Aug 7, 2020
Nate Akers
17.7mi
Aug 1, 2020
Vivek Patel
Backpacked, starting at Baxter creek and finishing the loop and big creek. Baxter is a steep, water source . 4 Miles from fire tower/campsite 38. 17.7mi
Mar 12, 2020
Dillon McGraw
3 day, 2 night trip with Noah, Alex and Matt 17.7mi
Nov 17, 2019
Kara Ivey
Thankful for being through with Mt Sterling trail loop! — 2h 40m
Nov 16, 2019
Kara Ivey
Nov 16, 2019
Gary Stalnaker
Nov 15, 2019
Kara Ivey
Car at Big Creek 5.2mi
Nov 1, 2019
Jeff Meadows

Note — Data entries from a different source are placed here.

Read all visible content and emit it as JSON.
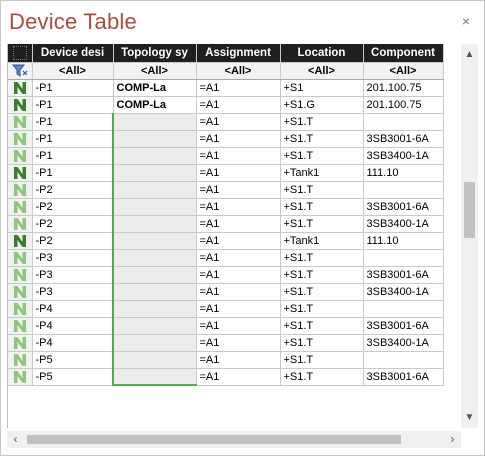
{
  "window": {
    "title": "Device Table",
    "close_glyph": "×"
  },
  "columns": [
    "Device desi",
    "Topology sy",
    "Assignment",
    "Location",
    "Component"
  ],
  "filters": [
    "<All>",
    "<All>",
    "<All>",
    "<All>",
    "<All>"
  ],
  "rows": [
    {
      "icon": "device-dark-icon",
      "device": "-P1",
      "topology": "COMP-La",
      "assignment": "=A1",
      "location": "+S1",
      "component": "201.100.75"
    },
    {
      "icon": "device-dark-icon",
      "device": "-P1",
      "topology": "COMP-La",
      "assignment": "=A1",
      "location": "+S1.G",
      "component": "201.100.75"
    },
    {
      "icon": "device-light-icon",
      "device": "-P1",
      "topology": "",
      "assignment": "=A1",
      "location": "+S1.T",
      "component": ""
    },
    {
      "icon": "device-light-icon",
      "device": "-P1",
      "topology": "",
      "assignment": "=A1",
      "location": "+S1.T",
      "component": "3SB3001-6A"
    },
    {
      "icon": "device-light-icon",
      "device": "-P1",
      "topology": "",
      "assignment": "=A1",
      "location": "+S1.T",
      "component": "3SB3400-1A"
    },
    {
      "icon": "device-dark-icon",
      "device": "-P1",
      "topology": "",
      "assignment": "=A1",
      "location": "+Tank1",
      "component": "111.10"
    },
    {
      "icon": "device-light-icon",
      "device": "-P2",
      "topology": "",
      "assignment": "=A1",
      "location": "+S1.T",
      "component": ""
    },
    {
      "icon": "device-light-icon",
      "device": "-P2",
      "topology": "",
      "assignment": "=A1",
      "location": "+S1.T",
      "component": "3SB3001-6A"
    },
    {
      "icon": "device-light-icon",
      "device": "-P2",
      "topology": "",
      "assignment": "=A1",
      "location": "+S1.T",
      "component": "3SB3400-1A"
    },
    {
      "icon": "device-dark-icon",
      "device": "-P2",
      "topology": "",
      "assignment": "=A1",
      "location": "+Tank1",
      "component": "111.10"
    },
    {
      "icon": "device-light-icon",
      "device": "-P3",
      "topology": "",
      "assignment": "=A1",
      "location": "+S1.T",
      "component": ""
    },
    {
      "icon": "device-light-icon",
      "device": "-P3",
      "topology": "",
      "assignment": "=A1",
      "location": "+S1.T",
      "component": "3SB3001-6A"
    },
    {
      "icon": "device-light-icon",
      "device": "-P3",
      "topology": "",
      "assignment": "=A1",
      "location": "+S1.T",
      "component": "3SB3400-1A"
    },
    {
      "icon": "device-light-icon",
      "device": "-P4",
      "topology": "",
      "assignment": "=A1",
      "location": "+S1.T",
      "component": ""
    },
    {
      "icon": "device-light-icon",
      "device": "-P4",
      "topology": "",
      "assignment": "=A1",
      "location": "+S1.T",
      "component": "3SB3001-6A"
    },
    {
      "icon": "device-light-icon",
      "device": "-P4",
      "topology": "",
      "assignment": "=A1",
      "location": "+S1.T",
      "component": "3SB3400-1A"
    },
    {
      "icon": "device-light-icon",
      "device": "-P5",
      "topology": "",
      "assignment": "=A1",
      "location": "+S1.T",
      "component": ""
    },
    {
      "icon": "device-light-icon",
      "device": "-P5",
      "topology": "",
      "assignment": "=A1",
      "location": "+S1.T",
      "component": "3SB3001-6A"
    }
  ],
  "colors": {
    "title": "#b04a3b",
    "header_bg": "#1f1f1f",
    "highlight": "#4ab043",
    "icon_dark": "#3a7d2c",
    "icon_light": "#8fc47c"
  }
}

awesome trail. fall color down low and snow up high.